**Exercise objective:** Repeat the entries below exactly and in full.

[Dataset records]
[Start of Attachment]

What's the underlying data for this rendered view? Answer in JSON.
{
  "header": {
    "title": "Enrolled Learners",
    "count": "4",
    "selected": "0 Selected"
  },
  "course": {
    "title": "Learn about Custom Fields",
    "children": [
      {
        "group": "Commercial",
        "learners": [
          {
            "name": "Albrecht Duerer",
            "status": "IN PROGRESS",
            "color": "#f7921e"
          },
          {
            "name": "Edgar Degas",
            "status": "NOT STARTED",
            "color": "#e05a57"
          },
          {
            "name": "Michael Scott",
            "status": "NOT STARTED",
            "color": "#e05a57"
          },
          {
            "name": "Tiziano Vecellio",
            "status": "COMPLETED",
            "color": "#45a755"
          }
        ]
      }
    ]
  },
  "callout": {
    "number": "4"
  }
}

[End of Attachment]

**Output for this task:**
What's the underlying data for this rendered view? Answer in JSON.
{
  "header": {
    "title": "Enrolled Learners",
    "count": "4",
    "selected": "0 Selected"
  },
  "course": {
    "title": "Learn about Custom Fields",
    "children": [
      {
        "group": "Commercial",
        "learners": [
          {
            "name": "Albrecht Duerer",
            "status": "IN PROGRESS",
            "color": "#f7921e"
          },
          {
            "name": "Edgar Degas",
            "status": "NOT STARTED",
            "color": "#e05a57"
          },
          {
            "name": "Michael Scott",
            "status": "NOT STARTED",
            "color": "#e05a57"
          },
          {
            "name": "Tiziano Vecellio",
            "status": "COMPLETED",
            "color": "#45a755"
          }
        ]
      }
    ]
  },
  "callout": {
    "number": "4"
  }
}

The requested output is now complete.